is that not right? does it still work or is it bad practise? reasonably new to python so i dont know this –  Johnnerz Jun 18 '13 at 8:30
add comment

3 Answers 3

up vote 2 down vote accepted

I'm struggling to understand, but why not just create a list to start with:

line4 = [
    'http://www.example.org/lexicon#' + synset_offset,

Simplified example - instead of joining them all together, then splitting them out again, just join them properly in the first place:

a = 'hello'
b = 'world'
c = 'i have spaces in me'

d = ' '.join((a,b,c)) # <- correct way
# hello world i have spaces in me
print ' '.join(d.split(' ', 2)) # take joined, split out again making sure not to split `c`, then join back again!?
share|improve this answer
Sorry, I am putting these three into Turtle format for RDF and the only way the RDFlib will read it is like this –  Johnnerz Jun 17 '13 at 16:07
@Johnnerz okay, then just ' '.join(line4) afterwards so they're space separated - just seems daft to join them all together, then split them out again... –  Jon Clements Jun 17 '13 at 16:08
oh ok that makes sense! ill try that! –  Johnnerz Jun 17 '13 at 16:09
add comment

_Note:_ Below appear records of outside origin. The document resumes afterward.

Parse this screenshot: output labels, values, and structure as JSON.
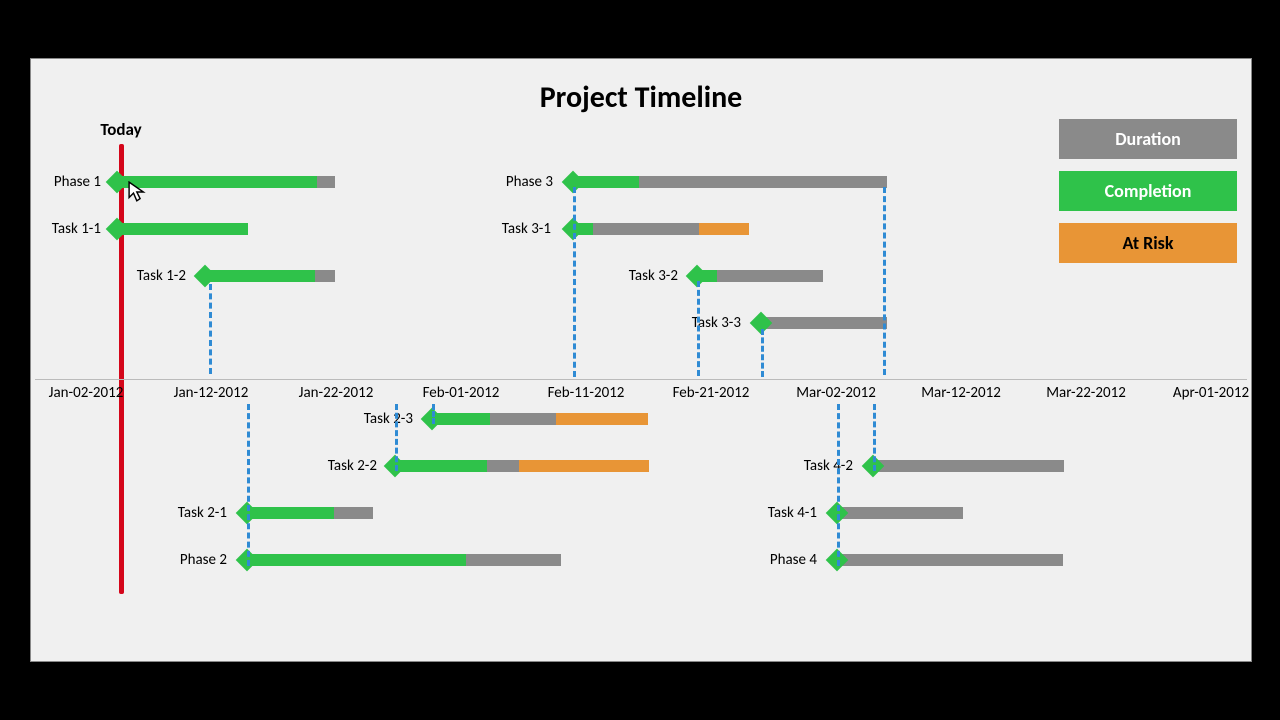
{
  "title": "Project Timeline",
  "today_label": "Today",
  "legend": {
    "duration": "Duration",
    "completion": "Completion",
    "risk": "At Risk"
  },
  "colors": {
    "duration": "#8a8a8a",
    "completion": "#2fc24a",
    "risk": "#e89536",
    "today": "#d4061a"
  },
  "chart_data": {
    "type": "gantt",
    "title": "Project Timeline",
    "x_axis": {
      "ticks": [
        "Jan-02-2012",
        "Jan-12-2012",
        "Jan-22-2012",
        "Feb-01-2012",
        "Feb-11-2012",
        "Feb-21-2012",
        "Mar-02-2012",
        "Mar-12-2012",
        "Mar-22-2012",
        "Apr-01-2012"
      ]
    },
    "today": "Jan-04-2012",
    "lanes": {
      "upper": [
        {
          "name": "Phase 1",
          "label": "Phase 1",
          "start": "Jan-04-2012",
          "end": "Jan-21-2012",
          "completion": 0.92,
          "risk": 0
        },
        {
          "name": "Task 1-1",
          "label": "Task 1-1",
          "start": "Jan-04-2012",
          "end": "Jan-14-2012",
          "completion": 1.0,
          "risk": 0
        },
        {
          "name": "Task 1-2",
          "label": "Task 1-2",
          "start": "Jan-11-2012",
          "end": "Jan-21-2012",
          "completion": 0.85,
          "risk": 0
        },
        {
          "name": "Phase 3",
          "label": "Phase 3",
          "start": "Feb-08-2012",
          "end": "Mar-04-2012",
          "completion": 0.22,
          "risk": 0
        },
        {
          "name": "Task 3-1",
          "label": "Task 3-1",
          "start": "Feb-08-2012",
          "end": "Feb-22-2012",
          "completion": 0.18,
          "risk": 0.82
        },
        {
          "name": "Task 3-2",
          "label": "Task 3-2",
          "start": "Feb-20-2012",
          "end": "Feb-29-2012",
          "completion": 0.18,
          "risk": 0
        },
        {
          "name": "Task 3-3",
          "label": "Task 3-3",
          "start": "Feb-25-2012",
          "end": "Mar-04-2012",
          "completion": 0,
          "risk": 0
        }
      ],
      "lower": [
        {
          "name": "Task 2-3",
          "label": "Task 2-3",
          "start": "Jan-29-2012",
          "end": "Feb-14-2012",
          "completion": 0.28,
          "risk": 0.72
        },
        {
          "name": "Task 2-2",
          "label": "Task 2-2",
          "start": "Jan-25-2012",
          "end": "Feb-14-2012",
          "completion": 0.35,
          "risk": 0.65
        },
        {
          "name": "Task 2-1",
          "label": "Task 2-1",
          "start": "Jan-14-2012",
          "end": "Jan-25-2012",
          "completion": 0.7,
          "risk": 0
        },
        {
          "name": "Phase 2",
          "label": "Phase 2",
          "start": "Jan-14-2012",
          "end": "Feb-08-2012",
          "completion": 0.7,
          "risk": 0
        },
        {
          "name": "Task 4-2",
          "label": "Task 4-2",
          "start": "Mar-04-2012",
          "end": "Mar-19-2012",
          "completion": 0,
          "risk": 0
        },
        {
          "name": "Task 4-1",
          "label": "Task 4-1",
          "start": "Mar-02-2012",
          "end": "Mar-12-2012",
          "completion": 0,
          "risk": 0
        },
        {
          "name": "Phase 4",
          "label": "Phase 4",
          "start": "Mar-02-2012",
          "end": "Mar-20-2012",
          "completion": 0,
          "risk": 0
        }
      ]
    },
    "dependencies": [
      {
        "from": "Task 1-2",
        "to": "Phase 2"
      },
      {
        "from": "Phase 2",
        "to": "Task 2-1"
      },
      {
        "from": "Task 2-2",
        "to": "Task 2-3"
      },
      {
        "from": "Task 2-3",
        "to": "Phase 3"
      },
      {
        "from": "Phase 3",
        "to": "Task 3-1"
      },
      {
        "from": "Task 3-2",
        "to": "Task 3-3"
      },
      {
        "from": "Task 3-3",
        "to": "Phase 4"
      },
      {
        "from": "Phase 4",
        "to": "Task 4-1"
      },
      {
        "from": "Task 4-1",
        "to": "Task 4-2"
      }
    ]
  }
}
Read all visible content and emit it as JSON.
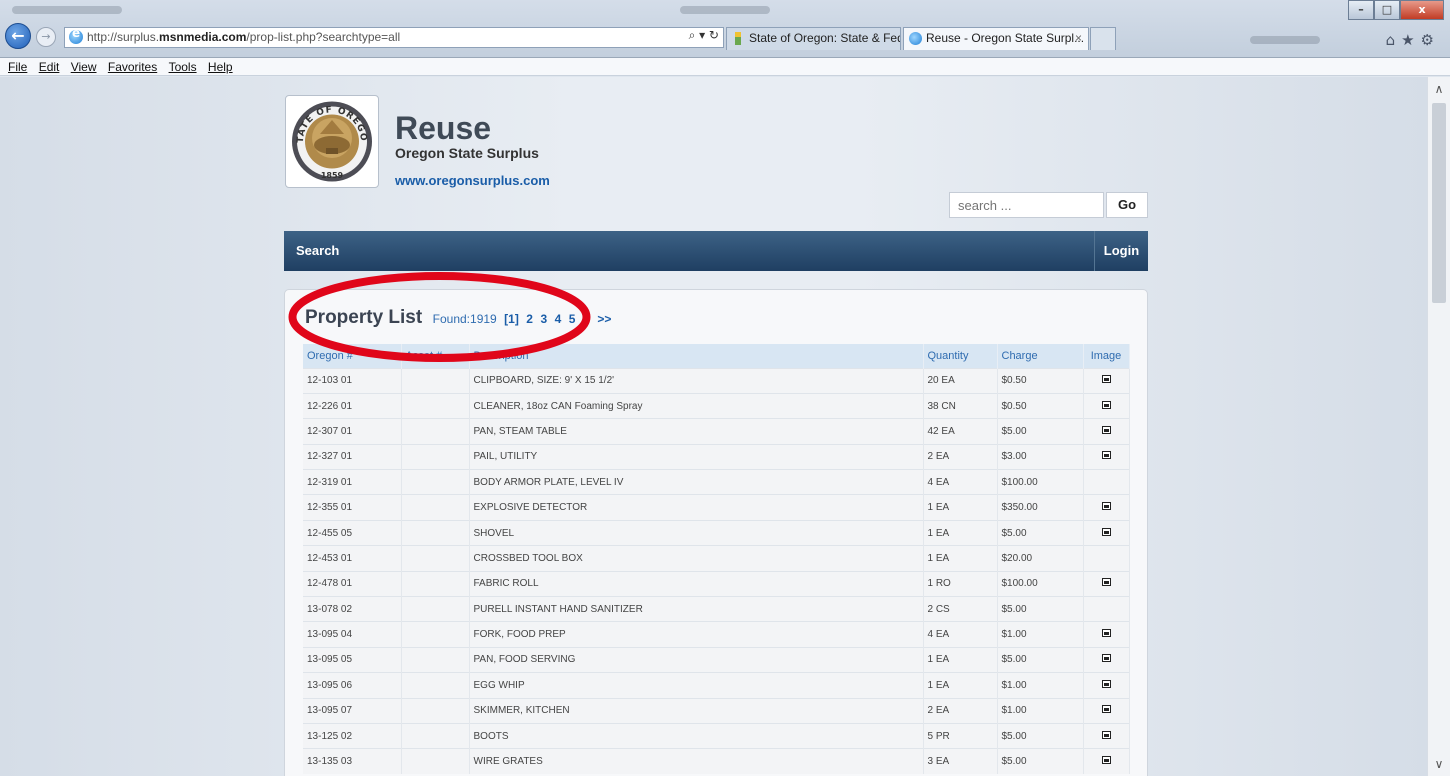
{
  "browser": {
    "url_prefix": "http://surplus.",
    "url_domain": "msnmedia.com",
    "url_path": "/prop-list.php?searchtype=all",
    "addr_tools": "⌕ ▾ ↻",
    "tabs": [
      {
        "label": "State of Oregon: State & Feder..."
      },
      {
        "label": "Reuse - Oregon State Surpl..."
      }
    ],
    "tab_close": "×",
    "window_buttons": {
      "minimize": "–",
      "maximize": "□",
      "close": "x"
    },
    "toolbar_icons": "⌂★⚙",
    "menu": [
      "File",
      "Edit",
      "View",
      "Favorites",
      "Tools",
      "Help"
    ]
  },
  "site": {
    "title": "Reuse",
    "subtitle": "Oregon State Surplus",
    "link": "www.oregonsurplus.com",
    "seal_text_top": "STATE OF OREGON",
    "seal_year": "1859"
  },
  "search": {
    "placeholder": "search ...",
    "go_label": "Go"
  },
  "nav": {
    "search_label": "Search",
    "login_label": "Login"
  },
  "list": {
    "title": "Property List",
    "found_label": "Found:",
    "found_count": "1919",
    "current_page": "[1]",
    "pages": [
      "2",
      "3",
      "4",
      "5",
      ">",
      ">>"
    ],
    "columns": [
      "Oregon #",
      "Asset #",
      "Description",
      "Quantity",
      "Charge",
      "Image"
    ],
    "rows": [
      {
        "oregon": "12-103 01",
        "asset": "",
        "description": "CLIPBOARD, SIZE: 9' X 15 1/2'",
        "quantity": "20 EA",
        "charge": "$0.50",
        "image": true
      },
      {
        "oregon": "12-226 01",
        "asset": "",
        "description": "CLEANER, 18oz CAN Foaming Spray",
        "quantity": "38 CN",
        "charge": "$0.50",
        "image": true
      },
      {
        "oregon": "12-307 01",
        "asset": "",
        "description": "PAN, STEAM TABLE",
        "quantity": "42 EA",
        "charge": "$5.00",
        "image": true
      },
      {
        "oregon": "12-327 01",
        "asset": "",
        "description": "PAIL, UTILITY",
        "quantity": "2 EA",
        "charge": "$3.00",
        "image": true
      },
      {
        "oregon": "12-319 01",
        "asset": "",
        "description": "BODY ARMOR PLATE, LEVEL IV",
        "quantity": "4 EA",
        "charge": "$100.00",
        "image": false
      },
      {
        "oregon": "12-355 01",
        "asset": "",
        "description": "EXPLOSIVE DETECTOR",
        "quantity": "1 EA",
        "charge": "$350.00",
        "image": true
      },
      {
        "oregon": "12-455 05",
        "asset": "",
        "description": "SHOVEL",
        "quantity": "1 EA",
        "charge": "$5.00",
        "image": true
      },
      {
        "oregon": "12-453 01",
        "asset": "",
        "description": "CROSSBED TOOL BOX",
        "quantity": "1 EA",
        "charge": "$20.00",
        "image": false
      },
      {
        "oregon": "12-478 01",
        "asset": "",
        "description": "FABRIC ROLL",
        "quantity": "1 RO",
        "charge": "$100.00",
        "image": true
      },
      {
        "oregon": "13-078 02",
        "asset": "",
        "description": "PURELL INSTANT HAND SANITIZER",
        "quantity": "2 CS",
        "charge": "$5.00",
        "image": false
      },
      {
        "oregon": "13-095 04",
        "asset": "",
        "description": "FORK, FOOD PREP",
        "quantity": "4 EA",
        "charge": "$1.00",
        "image": true
      },
      {
        "oregon": "13-095 05",
        "asset": "",
        "description": "PAN, FOOD SERVING",
        "quantity": "1 EA",
        "charge": "$5.00",
        "image": true
      },
      {
        "oregon": "13-095 06",
        "asset": "",
        "description": "EGG WHIP",
        "quantity": "1 EA",
        "charge": "$1.00",
        "image": true
      },
      {
        "oregon": "13-095 07",
        "asset": "",
        "description": "SKIMMER, KITCHEN",
        "quantity": "2 EA",
        "charge": "$1.00",
        "image": true
      },
      {
        "oregon": "13-125 02",
        "asset": "",
        "description": "BOOTS",
        "quantity": "5 PR",
        "charge": "$5.00",
        "image": true
      },
      {
        "oregon": "13-135 03",
        "asset": "",
        "description": "WIRE GRATES",
        "quantity": "3 EA",
        "charge": "$5.00",
        "image": true
      }
    ]
  },
  "colors": {
    "annotation": "#e0061a",
    "nav_bar": "#2b4c70",
    "link": "#1a5da8"
  }
}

If they are all begin with "http" you could split them using http as delimiter, otherwise you could do two steps:

First extract the first url from the string by using the space or http as firstSplit=line4.split(' ', 1)

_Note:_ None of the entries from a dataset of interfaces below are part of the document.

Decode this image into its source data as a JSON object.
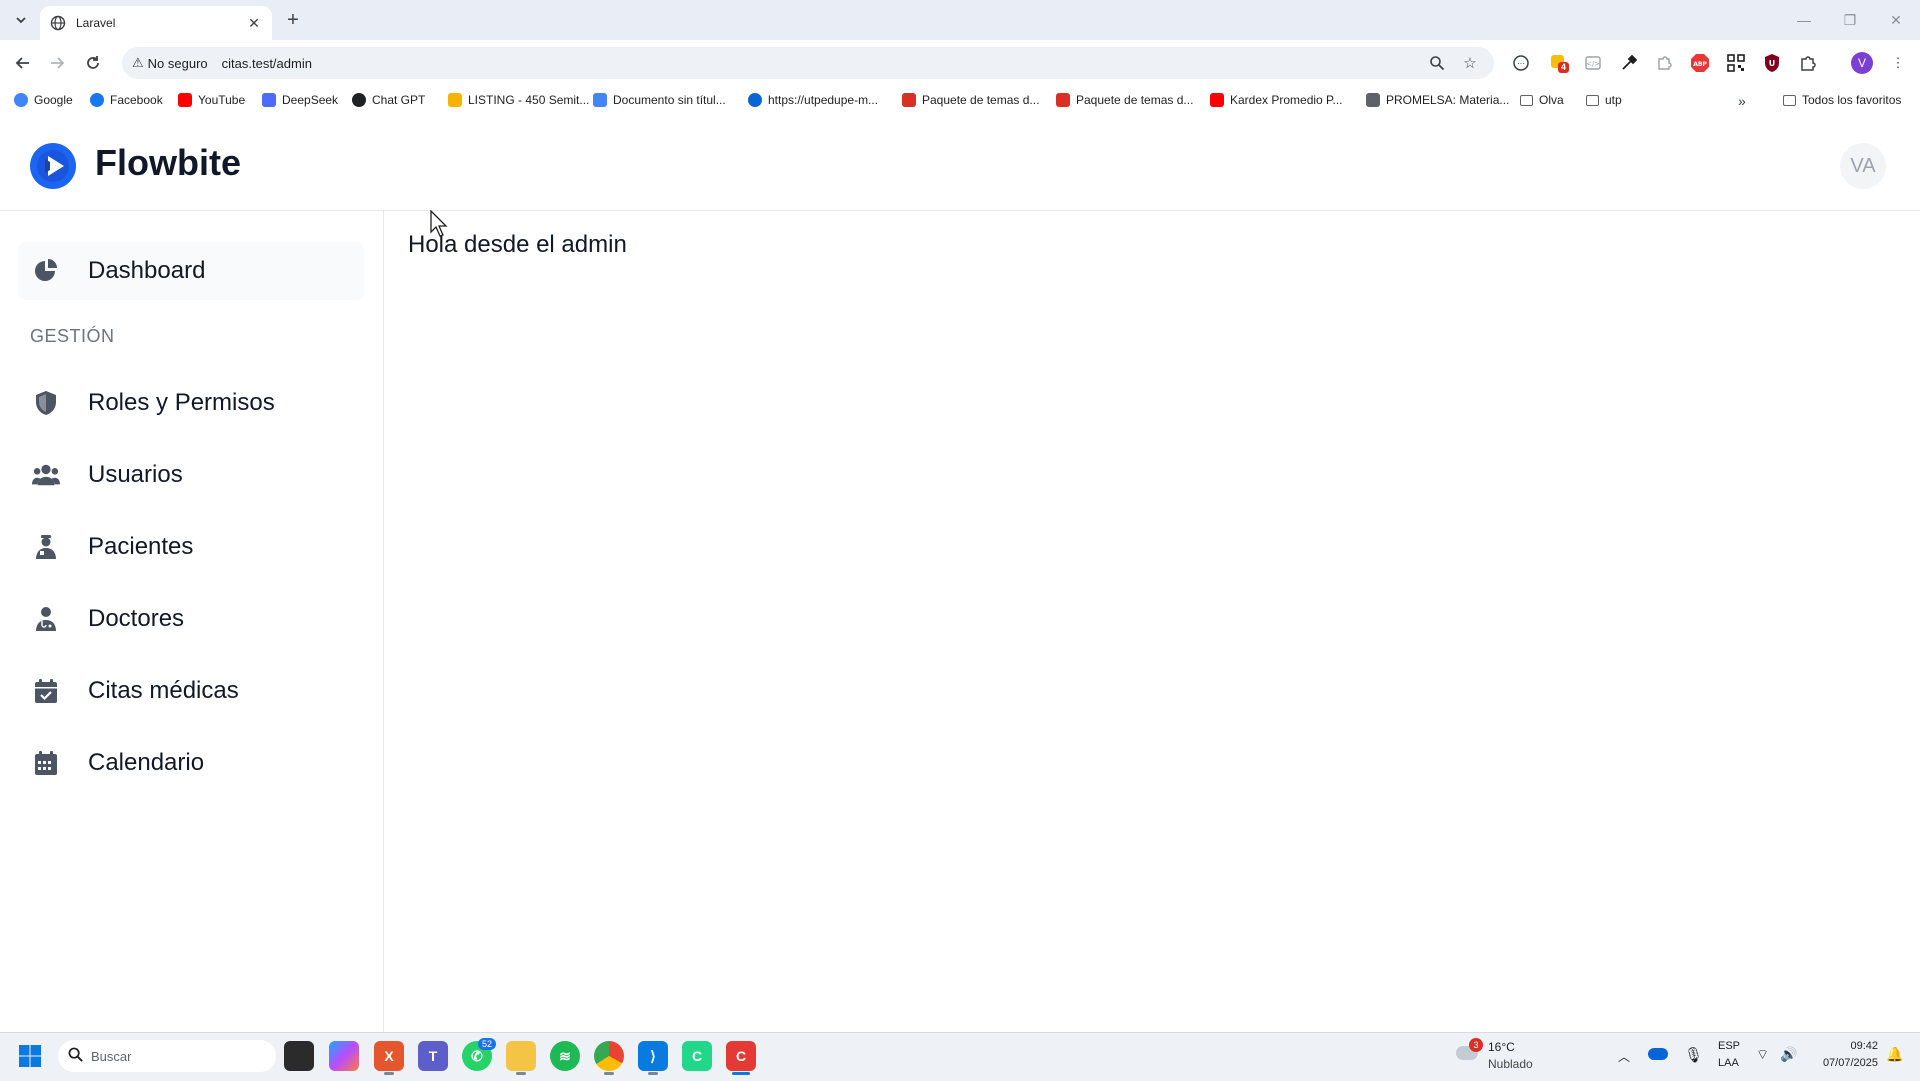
{
  "browser": {
    "tab_title": "Laravel",
    "omnibox": {
      "security_label": "No seguro",
      "url": "citas.test/admin"
    },
    "bookmarks": [
      {
        "label": "Google",
        "icon": "google-icon",
        "color": "#4285f4"
      },
      {
        "label": "Facebook",
        "icon": "facebook-icon",
        "color": "#1877f2"
      },
      {
        "label": "YouTube",
        "icon": "youtube-icon",
        "color": "#ff0000"
      },
      {
        "label": "DeepSeek",
        "icon": "deepseek-icon",
        "color": "#4d6bfe"
      },
      {
        "label": "Chat GPT",
        "icon": "chatgpt-icon",
        "color": "#202123"
      },
      {
        "label": "LISTING - 450 Semit...",
        "icon": "drive-icon",
        "color": "#f4b400"
      },
      {
        "label": "Documento sin títul...",
        "icon": "docs-icon",
        "color": "#4285f4"
      },
      {
        "label": "https://utpedupe-m...",
        "icon": "onedrive-icon",
        "color": "#0a64d6"
      },
      {
        "label": "Paquete de temas d...",
        "icon": "pdf-icon",
        "color": "#d93025"
      },
      {
        "label": "Paquete de temas d...",
        "icon": "pdf-icon",
        "color": "#d93025"
      },
      {
        "label": "Kardex Promedio P...",
        "icon": "youtube-icon",
        "color": "#ff0000"
      },
      {
        "label": "PROMELSA: Materia...",
        "icon": "promelsa-icon",
        "color": "#5f6368"
      },
      {
        "label": "Olva",
        "icon": "folder-icon",
        "color": "#5f6368"
      },
      {
        "label": "utp",
        "icon": "folder-icon",
        "color": "#5f6368"
      }
    ],
    "all_bookmarks_label": "Todos los favoritos",
    "extension_badge": "4",
    "profile_initial": "V"
  },
  "app": {
    "brand": "Flowbite",
    "user_initials": "VA",
    "sidebar": {
      "dashboard": "Dashboard",
      "section_heading": "GESTIÓN",
      "items": [
        {
          "label": "Roles y Permisos",
          "icon": "shield-icon"
        },
        {
          "label": "Usuarios",
          "icon": "users-icon"
        },
        {
          "label": "Pacientes",
          "icon": "patient-icon"
        },
        {
          "label": "Doctores",
          "icon": "doctor-icon"
        },
        {
          "label": "Citas médicas",
          "icon": "calendar-check-icon"
        },
        {
          "label": "Calendario",
          "icon": "calendar-icon"
        }
      ]
    },
    "main": {
      "greeting": "Hola desde el admin"
    }
  },
  "taskbar": {
    "search_placeholder": "Buscar",
    "whatsapp_badge": "52",
    "weather": {
      "badge": "3",
      "temp": "16°C",
      "condition": "Nublado"
    },
    "language": {
      "line1": "ESP",
      "line2": "LAA"
    },
    "clock": {
      "time": "09:42",
      "date": "07/07/2025"
    }
  }
}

firstString= firstSplit.pop(0) -> pop the first url
secondSplit =firstSplit.join() -> join the rest
secondSplit[-1].split('lemon#gloss') ->splits the remaining two
share|improve this answer
add comment
>>> synset_offset = "foobar"
>>> gloss = "This is a full sentence."
>>> line4 = 'http://www.example.org/lexicon#'+synset_offset+' http://www.monnetproject.eu/lemon#gloss '+gloss
>>> import string
>>> string.split(line4, maxsplit=2)
['http://www.example.org/lexicon#foobar', 'http://www.monnetproject.eu/lemon#gloss', 'This is a full sentence.']

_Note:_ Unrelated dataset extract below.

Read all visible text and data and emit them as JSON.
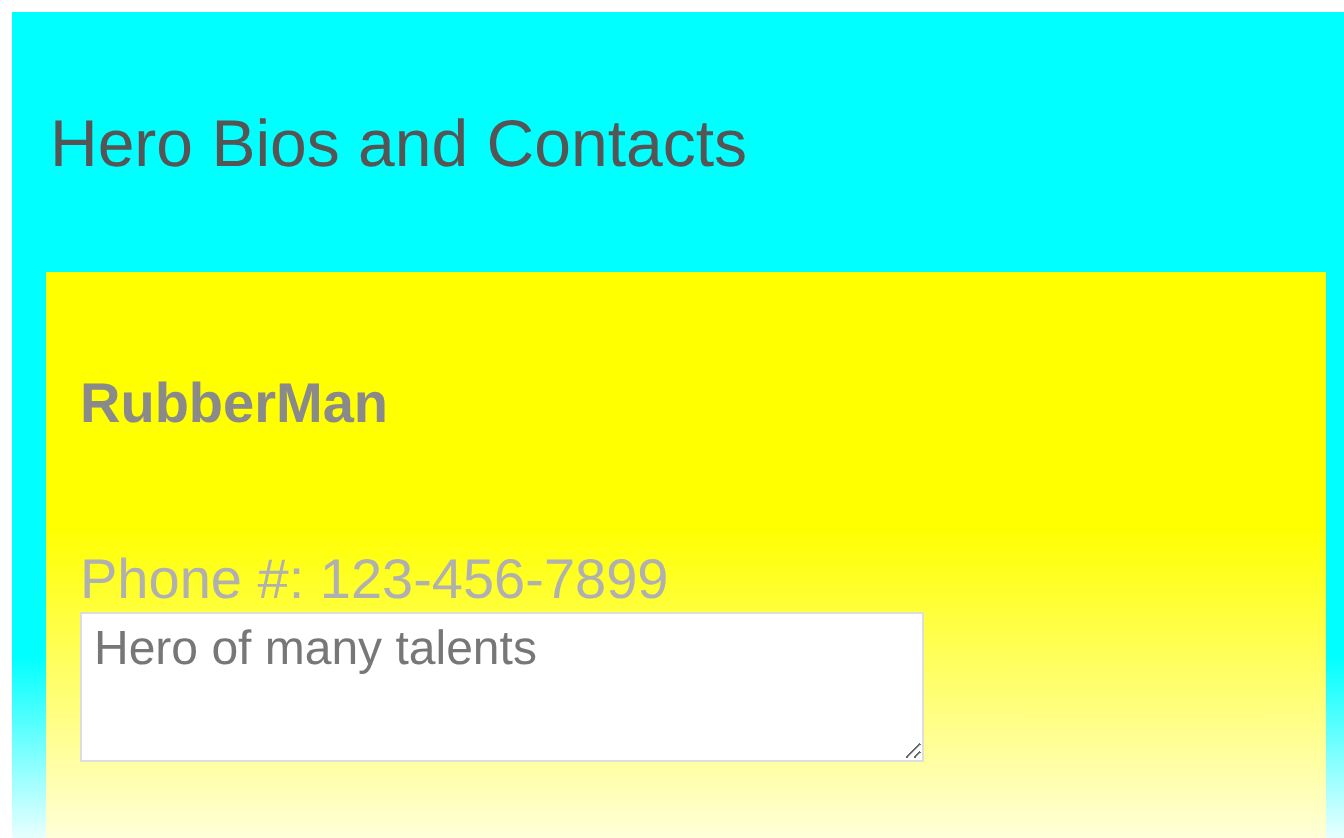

Not sure what you're trying to do here. If in general you're looking to avoid splitting a keyword, you should do:

>>> string.split(line:line.index(keyword)) + [line[line.index(keyword):line.index(keyword)+len(keyword)]] + string.split(line[line.index(keyword)+len(keyword):])

If the gloss (or whatever keyword part) of the string is the end part, that slice will just be an empty string ''; if that is the case, don't append it, or remove it if you do.

share|improve this answer
add comment

Your Answer


By posting your answer, you agree to the privacy policy and terms of service.

Not the answer you're looking for? Browse other questions tagged or ask your own question.